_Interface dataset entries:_
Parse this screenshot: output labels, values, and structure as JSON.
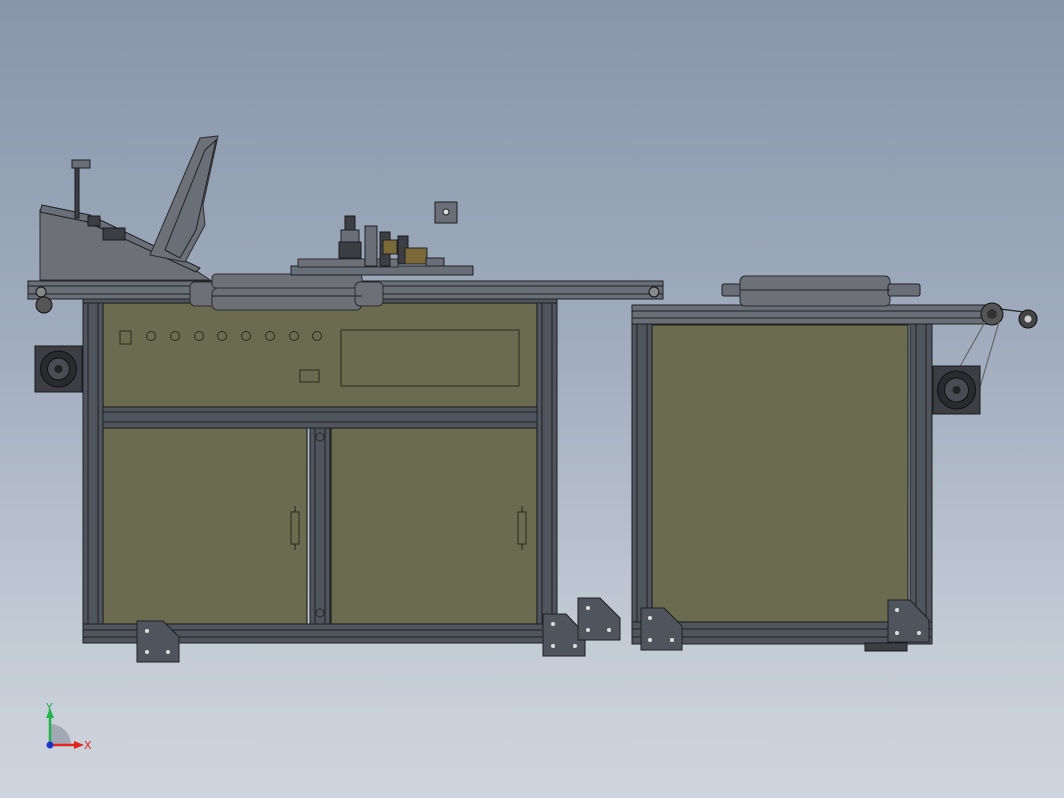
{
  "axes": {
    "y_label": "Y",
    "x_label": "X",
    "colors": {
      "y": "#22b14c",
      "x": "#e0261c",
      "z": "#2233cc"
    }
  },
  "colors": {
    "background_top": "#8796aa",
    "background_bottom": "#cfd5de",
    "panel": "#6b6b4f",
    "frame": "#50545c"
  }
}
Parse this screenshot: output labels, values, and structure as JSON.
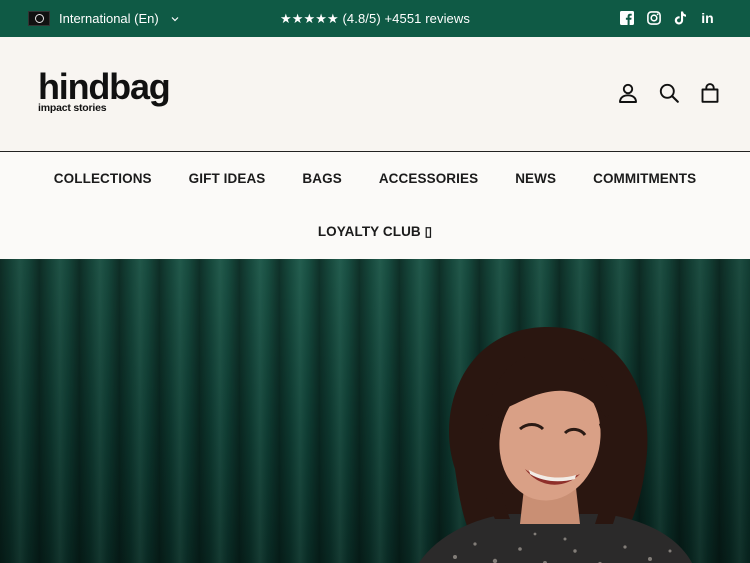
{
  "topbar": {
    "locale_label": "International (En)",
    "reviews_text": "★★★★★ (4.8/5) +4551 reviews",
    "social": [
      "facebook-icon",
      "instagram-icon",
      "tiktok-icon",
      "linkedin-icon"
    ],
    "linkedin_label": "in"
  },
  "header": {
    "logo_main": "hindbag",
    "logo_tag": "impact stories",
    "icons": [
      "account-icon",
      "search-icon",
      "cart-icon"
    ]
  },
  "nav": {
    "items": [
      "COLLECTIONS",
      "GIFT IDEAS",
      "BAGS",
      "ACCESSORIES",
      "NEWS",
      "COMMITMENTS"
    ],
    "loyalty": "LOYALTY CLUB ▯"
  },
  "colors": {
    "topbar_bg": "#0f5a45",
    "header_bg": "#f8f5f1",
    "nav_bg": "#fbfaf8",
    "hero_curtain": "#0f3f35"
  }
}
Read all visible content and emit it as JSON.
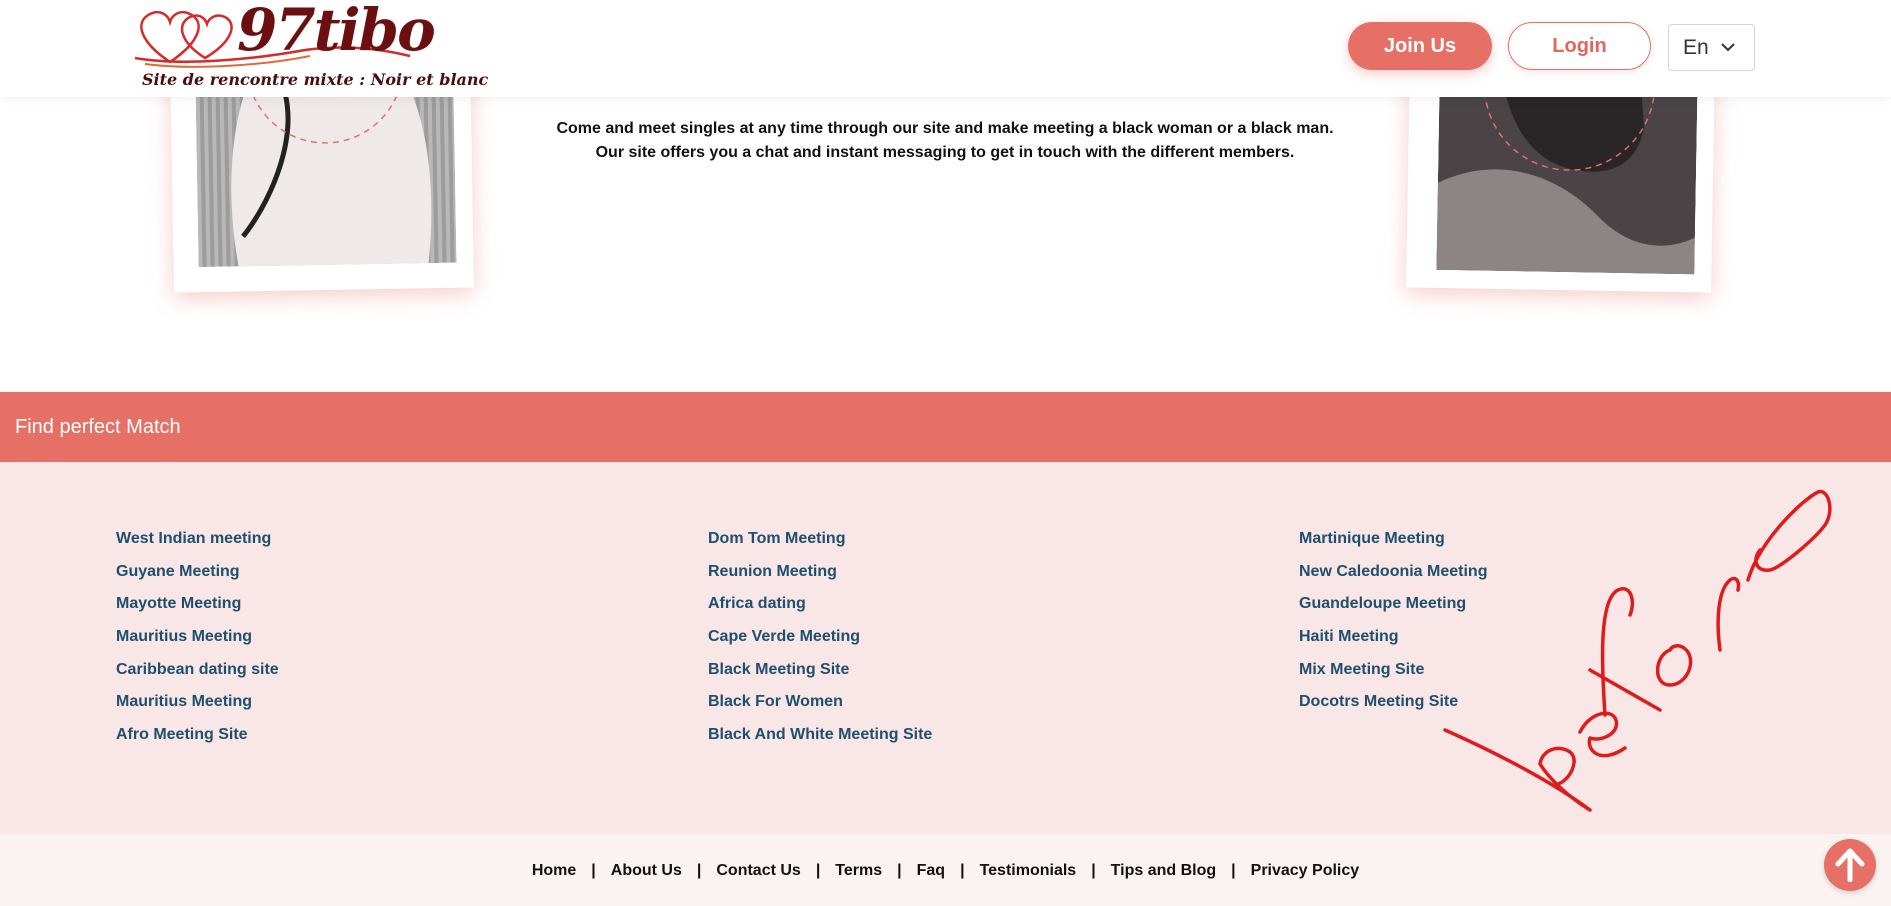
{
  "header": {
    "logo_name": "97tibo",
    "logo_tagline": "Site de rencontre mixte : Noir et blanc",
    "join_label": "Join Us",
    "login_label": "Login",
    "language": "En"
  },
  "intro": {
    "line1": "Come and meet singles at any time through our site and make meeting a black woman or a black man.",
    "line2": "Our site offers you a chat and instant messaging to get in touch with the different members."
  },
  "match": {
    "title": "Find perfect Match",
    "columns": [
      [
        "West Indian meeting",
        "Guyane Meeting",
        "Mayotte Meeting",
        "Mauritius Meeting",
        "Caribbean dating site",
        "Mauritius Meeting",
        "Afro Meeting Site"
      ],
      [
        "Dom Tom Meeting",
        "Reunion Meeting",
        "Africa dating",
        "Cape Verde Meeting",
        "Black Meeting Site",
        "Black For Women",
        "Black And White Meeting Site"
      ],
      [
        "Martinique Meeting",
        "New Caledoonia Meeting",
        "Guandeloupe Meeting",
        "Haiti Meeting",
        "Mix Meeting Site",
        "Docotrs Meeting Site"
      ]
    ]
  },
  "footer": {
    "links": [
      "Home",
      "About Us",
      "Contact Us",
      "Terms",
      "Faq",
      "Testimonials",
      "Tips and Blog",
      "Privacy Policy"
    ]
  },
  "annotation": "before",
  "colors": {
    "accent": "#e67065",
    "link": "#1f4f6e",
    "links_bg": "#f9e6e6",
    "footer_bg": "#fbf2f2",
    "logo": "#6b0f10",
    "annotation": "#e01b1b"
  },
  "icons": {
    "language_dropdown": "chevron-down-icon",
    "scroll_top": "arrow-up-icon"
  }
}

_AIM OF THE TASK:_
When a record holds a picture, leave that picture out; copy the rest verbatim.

_ANSWER FOR THE TASK:_
Parse this screenshot: output labels, values, and structure as JSON.
{
  "axes": {
    "y_label": "Y",
    "x_label": "X",
    "colors": {
      "y": "#22b14c",
      "x": "#e0261c",
      "z": "#2233cc"
    }
  },
  "colors": {
    "background_top": "#8796aa",
    "background_bottom": "#cfd5de",
    "panel": "#6b6b4f",
    "frame": "#50545c"
  }
}
Parse this screenshot: output labels, values, and structure as JSON.
{
  "topbar": {
    "locale_label": "International (En)",
    "reviews_text": "★★★★★ (4.8/5) +4551 reviews",
    "social": [
      "facebook-icon",
      "instagram-icon",
      "tiktok-icon",
      "linkedin-icon"
    ],
    "linkedin_label": "in"
  },
  "header": {
    "logo_main": "hindbag",
    "logo_tag": "impact stories",
    "icons": [
      "account-icon",
      "search-icon",
      "cart-icon"
    ]
  },
  "nav": {
    "items": [
      "COLLECTIONS",
      "GIFT IDEAS",
      "BAGS",
      "ACCESSORIES",
      "NEWS",
      "COMMITMENTS"
    ],
    "loyalty": "LOYALTY CLUB ▯"
  },
  "colors": {
    "topbar_bg": "#0f5a45",
    "header_bg": "#f8f5f1",
    "nav_bg": "#fbfaf8",
    "hero_curtain": "#0f3f35"
  }
}
Read all visible content and emit it as JSON.
{
  "header": {
    "logo_name": "97tibo",
    "logo_tagline": "Site de rencontre mixte : Noir et blanc",
    "join_label": "Join Us",
    "login_label": "Login",
    "language": "En"
  },
  "intro": {
    "line1": "Come and meet singles at any time through our site and make meeting a black woman or a black man.",
    "line2": "Our site offers you a chat and instant messaging to get in touch with the different members."
  },
  "match": {
    "title": "Find perfect Match",
    "columns": [
      [
        "West Indian meeting",
        "Guyane Meeting",
        "Mayotte Meeting",
        "Mauritius Meeting",
        "Caribbean dating site",
        "Mauritius Meeting",
        "Afro Meeting Site"
      ],
      [
        "Dom Tom Meeting",
        "Reunion Meeting",
        "Africa dating",
        "Cape Verde Meeting",
        "Black Meeting Site",
        "Black For Women",
        "Black And White Meeting Site"
      ],
      [
        "Martinique Meeting",
        "New Caledoonia Meeting",
        "Guandeloupe Meeting",
        "Haiti Meeting",
        "Mix Meeting Site",
        "Docotrs Meeting Site"
      ]
    ]
  },
  "footer": {
    "links": [
      "Home",
      "About Us",
      "Contact Us",
      "Terms",
      "Faq",
      "Testimonials",
      "Tips and Blog",
      "Privacy Policy"
    ]
  },
  "annotation": "before",
  "colors": {
    "accent": "#e67065",
    "link": "#1f4f6e",
    "links_bg": "#f9e6e6",
    "footer_bg": "#fbf2f2",
    "logo": "#6b0f10",
    "annotation": "#e01b1b"
  },
  "icons": {
    "language_dropdown": "chevron-down-icon",
    "scroll_top": "arrow-up-icon"
  }
}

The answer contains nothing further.